**REQUIREMENT:**
For the data below, report how many lines include the word "title", and write nothing else.

__________

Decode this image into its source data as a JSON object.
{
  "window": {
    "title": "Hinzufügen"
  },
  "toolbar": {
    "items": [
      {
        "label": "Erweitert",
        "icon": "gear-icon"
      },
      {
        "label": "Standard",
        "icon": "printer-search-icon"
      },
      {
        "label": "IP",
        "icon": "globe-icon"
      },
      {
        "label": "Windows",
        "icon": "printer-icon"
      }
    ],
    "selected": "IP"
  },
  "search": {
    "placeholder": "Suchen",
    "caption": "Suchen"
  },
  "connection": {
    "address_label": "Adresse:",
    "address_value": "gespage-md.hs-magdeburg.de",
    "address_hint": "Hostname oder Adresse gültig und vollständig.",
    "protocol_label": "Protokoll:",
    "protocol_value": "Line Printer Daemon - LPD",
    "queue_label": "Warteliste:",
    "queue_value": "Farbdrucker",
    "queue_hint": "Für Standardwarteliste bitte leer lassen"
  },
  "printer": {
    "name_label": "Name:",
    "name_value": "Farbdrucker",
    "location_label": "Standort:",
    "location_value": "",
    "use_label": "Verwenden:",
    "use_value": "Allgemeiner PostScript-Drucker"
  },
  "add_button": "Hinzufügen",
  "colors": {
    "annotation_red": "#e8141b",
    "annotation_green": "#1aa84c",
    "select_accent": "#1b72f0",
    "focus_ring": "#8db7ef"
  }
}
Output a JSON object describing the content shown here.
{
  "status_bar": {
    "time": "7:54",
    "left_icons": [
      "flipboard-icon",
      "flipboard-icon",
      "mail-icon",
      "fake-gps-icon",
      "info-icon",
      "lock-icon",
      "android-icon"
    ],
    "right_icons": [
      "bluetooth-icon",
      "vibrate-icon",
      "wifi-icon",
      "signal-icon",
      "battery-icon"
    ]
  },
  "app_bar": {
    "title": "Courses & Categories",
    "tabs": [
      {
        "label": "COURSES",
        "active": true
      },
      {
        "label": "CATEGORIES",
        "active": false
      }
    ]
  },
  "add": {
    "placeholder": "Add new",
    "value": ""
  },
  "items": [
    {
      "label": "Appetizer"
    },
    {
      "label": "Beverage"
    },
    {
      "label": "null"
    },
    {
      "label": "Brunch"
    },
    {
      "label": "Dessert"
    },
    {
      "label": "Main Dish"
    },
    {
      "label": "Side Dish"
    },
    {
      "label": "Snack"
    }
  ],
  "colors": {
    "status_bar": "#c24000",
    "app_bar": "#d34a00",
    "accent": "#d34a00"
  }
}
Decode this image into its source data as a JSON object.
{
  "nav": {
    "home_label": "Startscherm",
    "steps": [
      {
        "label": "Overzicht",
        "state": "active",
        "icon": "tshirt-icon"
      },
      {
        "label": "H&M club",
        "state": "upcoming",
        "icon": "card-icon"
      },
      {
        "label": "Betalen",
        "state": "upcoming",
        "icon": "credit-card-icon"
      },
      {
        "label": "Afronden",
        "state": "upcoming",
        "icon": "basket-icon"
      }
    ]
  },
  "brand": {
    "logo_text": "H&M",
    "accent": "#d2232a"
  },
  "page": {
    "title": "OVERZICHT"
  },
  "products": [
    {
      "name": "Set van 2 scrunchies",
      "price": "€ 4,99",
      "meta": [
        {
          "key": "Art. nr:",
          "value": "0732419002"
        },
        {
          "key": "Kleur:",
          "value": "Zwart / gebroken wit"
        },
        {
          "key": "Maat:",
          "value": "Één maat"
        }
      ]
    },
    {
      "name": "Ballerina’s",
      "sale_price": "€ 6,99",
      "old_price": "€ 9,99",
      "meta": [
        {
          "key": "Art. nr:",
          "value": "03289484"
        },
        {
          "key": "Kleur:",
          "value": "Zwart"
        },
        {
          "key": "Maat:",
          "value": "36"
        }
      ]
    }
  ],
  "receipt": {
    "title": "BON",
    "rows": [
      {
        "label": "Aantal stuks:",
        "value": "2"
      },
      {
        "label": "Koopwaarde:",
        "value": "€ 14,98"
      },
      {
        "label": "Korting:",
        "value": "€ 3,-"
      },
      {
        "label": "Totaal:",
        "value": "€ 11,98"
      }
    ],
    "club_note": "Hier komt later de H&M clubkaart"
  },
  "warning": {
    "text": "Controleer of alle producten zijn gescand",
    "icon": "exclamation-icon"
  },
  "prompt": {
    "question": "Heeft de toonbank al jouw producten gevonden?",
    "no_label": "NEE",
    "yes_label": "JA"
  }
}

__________

**REPLY:**
4